Have clarity about how you uniquely serve customers' lives. Unite your operation to ensure that
decisions connect to deliver an experience customers want to repeat and tell
others about. This ties cross-silo decision making together and releases the
organization from excess bureaucracy. IKEA, for example, designs the price tag
first because employees at all levels know that the store serves customers who
have less money than sweat equity, so are willing put together their items
themselves at home. Across IKEA, the understanding that the price drives
design, innovation, and what the retailer will and will not do drives its
growth...sales that increased even in 2009 by 7.7 percent.
Deliberately walk in your customers' shoes. You need to know your customers' life to
serve their life. Yet as people rise through the ranks or even join

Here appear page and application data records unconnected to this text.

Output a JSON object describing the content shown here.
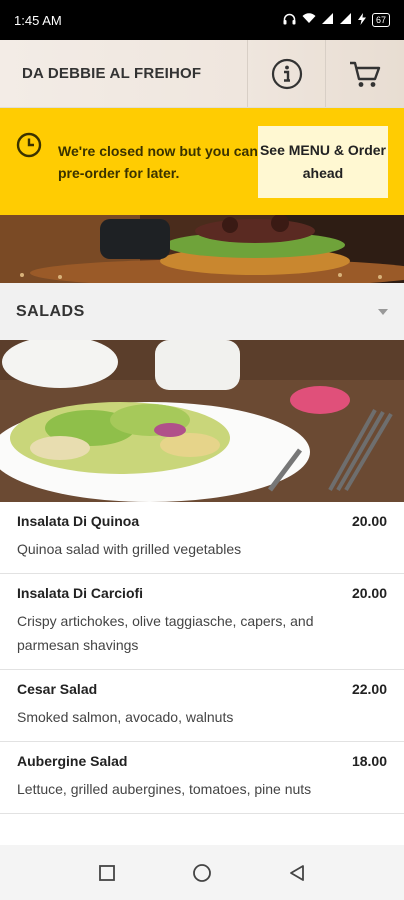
{
  "status_bar": {
    "time": "1:45 AM",
    "battery": "67"
  },
  "header": {
    "title": "DA DEBBIE AL FREIHOF",
    "info_icon": "info-icon",
    "cart_icon": "cart-icon"
  },
  "banner": {
    "message": "We're closed now but you can pre-order for later.",
    "action_label": "See MENU & Order ahead",
    "color": "#ffcc02"
  },
  "category": {
    "title": "SALADS"
  },
  "menu_items": [
    {
      "name": "Insalata Di Quinoa",
      "price": "20.00",
      "description": "Quinoa salad with grilled vegetables"
    },
    {
      "name": "Insalata Di Carciofi",
      "price": "20.00",
      "description": "Crispy artichokes, olive taggiasche, capers, and parmesan shavings"
    },
    {
      "name": "Cesar Salad",
      "price": "22.00",
      "description": "Smoked salmon, avocado, walnuts"
    },
    {
      "name": "Aubergine Salad",
      "price": "18.00",
      "description": "Lettuce, grilled aubergines, tomatoes, pine nuts"
    }
  ],
  "nav": {
    "recents": "square-icon",
    "home": "circle-icon",
    "back": "triangle-back-icon"
  }
}
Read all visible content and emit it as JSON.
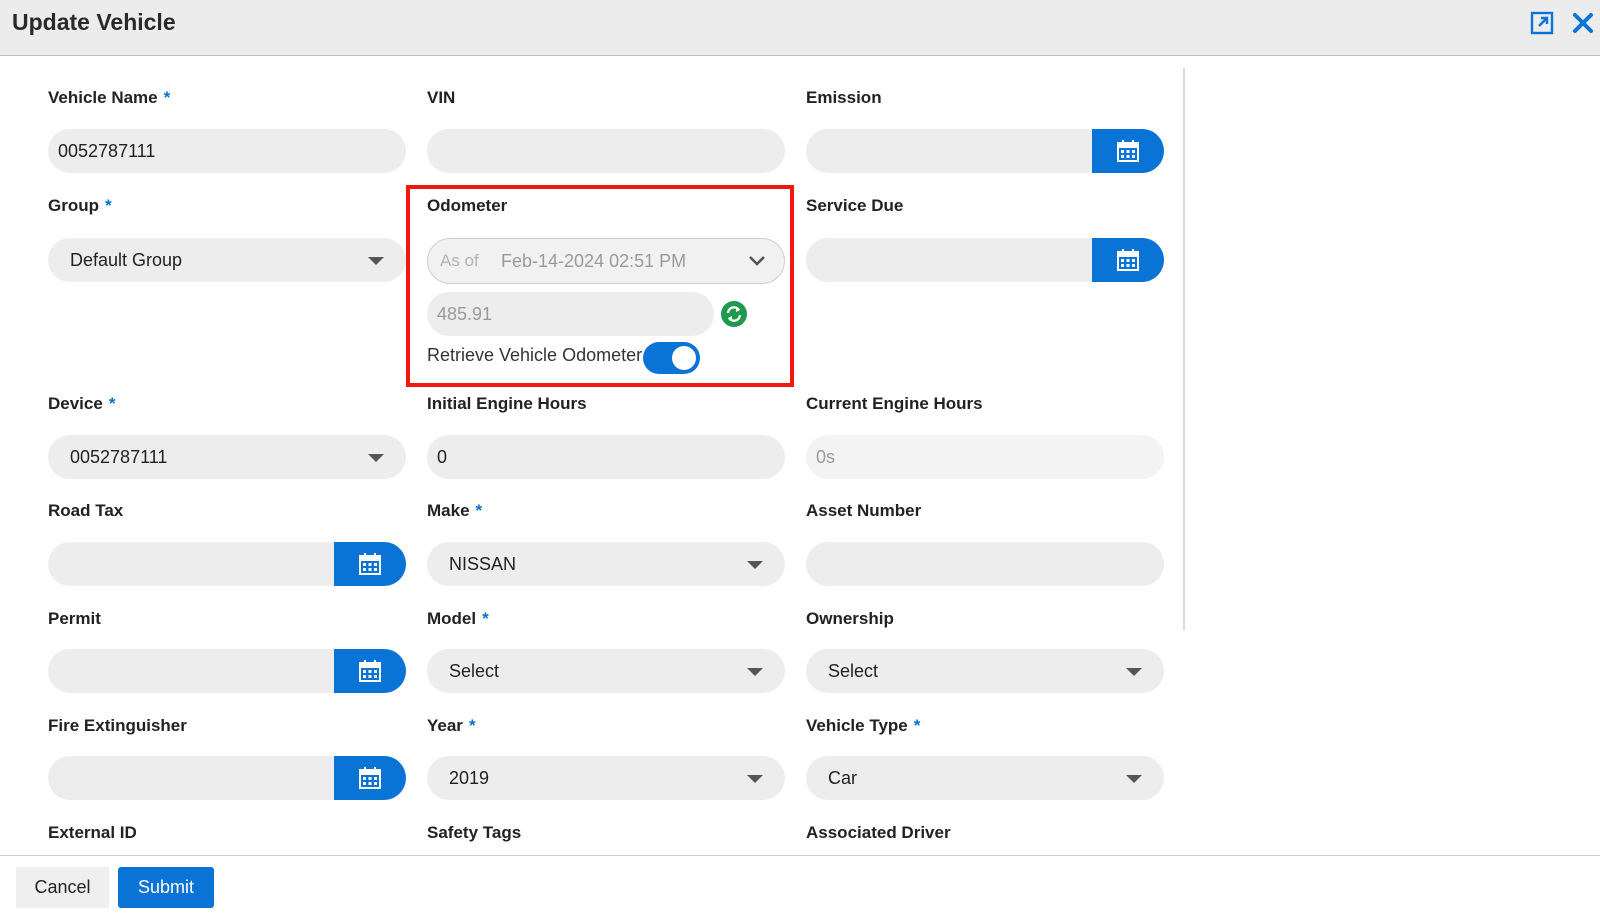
{
  "dialog": {
    "title": "Update Vehicle"
  },
  "required_marker": "*",
  "fields": {
    "vehicle_name": {
      "label": "Vehicle Name",
      "value": "0052787111"
    },
    "vin": {
      "label": "VIN",
      "value": ""
    },
    "emission": {
      "label": "Emission",
      "value": ""
    },
    "group": {
      "label": "Group",
      "value": "Default Group"
    },
    "odometer": {
      "label": "Odometer",
      "as_of_prefix": "As of",
      "as_of_value": "Feb-14-2024 02:51 PM",
      "reading": "485.91",
      "retrieve_label": "Retrieve Vehicle Odometer",
      "retrieve_enabled": true
    },
    "service_due": {
      "label": "Service Due",
      "value": ""
    },
    "device": {
      "label": "Device",
      "value": "0052787111"
    },
    "initial_engine_hours": {
      "label": "Initial Engine Hours",
      "value": "0"
    },
    "current_engine_hours": {
      "label": "Current Engine Hours",
      "value": "0s"
    },
    "road_tax": {
      "label": "Road Tax",
      "value": ""
    },
    "make": {
      "label": "Make",
      "value": "NISSAN"
    },
    "asset_number": {
      "label": "Asset Number",
      "value": ""
    },
    "permit": {
      "label": "Permit",
      "value": ""
    },
    "model": {
      "label": "Model",
      "value": "Select"
    },
    "ownership": {
      "label": "Ownership",
      "value": "Select"
    },
    "fire_extinguisher": {
      "label": "Fire Extinguisher",
      "value": ""
    },
    "year": {
      "label": "Year",
      "value": "2019"
    },
    "vehicle_type": {
      "label": "Vehicle Type",
      "value": "Car"
    },
    "external_id": {
      "label": "External ID"
    },
    "safety_tags": {
      "label": "Safety Tags"
    },
    "associated_driver": {
      "label": "Associated Driver"
    }
  },
  "footer": {
    "cancel_label": "Cancel",
    "submit_label": "Submit"
  },
  "colors": {
    "accent": "#0a73d6",
    "highlight": "#f0190f",
    "refresh": "#1e9a4f",
    "field_bg": "#ededed"
  },
  "icons": {
    "expand": "expand-icon",
    "close": "close-icon",
    "calendar": "calendar-icon",
    "refresh": "refresh-icon",
    "caret": "caret-down-icon"
  }
}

organizations, orientation is often more about process and policy than learning
about the customer at the heart of the business. Be deliberate in establishing
a process for new hires, such as insurer USAA, which require new
"recruits" to wear the flak jacket and helmet that many of their
enlisted customers wear and to read their letters. All this is done so that
when calls come in employees first connect with the customer, and then conduct
the process of the business. Ninety eight percent of its customers stay with
them year after year.
Make employee selection one of your most important decisions. Select your employees as you would
customers: for lifelong value. At Chick-fil-A, operators and employees are
selected based on their values, ability to build grow and sustain partnerships
in all areas of their lives, and then their technical skills. As a
result, Chick-fil-A has operator turnover of just 5 percent, and the fast-food
chain just achieved 43 years of consecutive sales growth. Hire people who you
want to become a part of the story of your business, and then watch how your
social media story improves.
Proactively solve mistakes when they occur. When mistakes happen (and they will) get out
in front of customers and admit the flaw; then make peace with your customers.
Repair the emotional connection, reduce the concern, and solve the problem.
Southwest Airlines reviews every flight every day to know when delays
interrupted their customers' lives, whether it was the airline's fault or not.
The company contacts customers to explain what happened and, when warranted,
sends out LUV bucks for a future flight. Being proactive earned Southwest a net
revenue increase from those bucks of $1.9 million in 2010. What can you be
Accept the order and the accountability. In a world where customers are use social
channels as a megaphone to broadcast the experience you're delivering, invest
in reliability. Don't make the customer wonder where the order is, how long
until it gets there, or what happens when it backorders. If a customer can't
tell another customer what they get from you, how they get it, or how it feels
when they receive it, they you don't have a story to tell (at least one you
want heard). Investing in reliability earns you the right to grow.
have grown in this economic downturn did so because their customers became an
army of advocates who grew their business for them. They earned the right to
their customers' raves, and the growth that ensued, because they deliberately
made decisions that moved their operations in the direction of their customers
and employees. And many times because of how we budget, that commitment must be
baked into annually planning. Don’t lose
another year of opportunity by letting annual planning pass by without
considering these important commitments.
Watch Jeanne Bliss On-Demand along with our other Social Business Thought Leaders.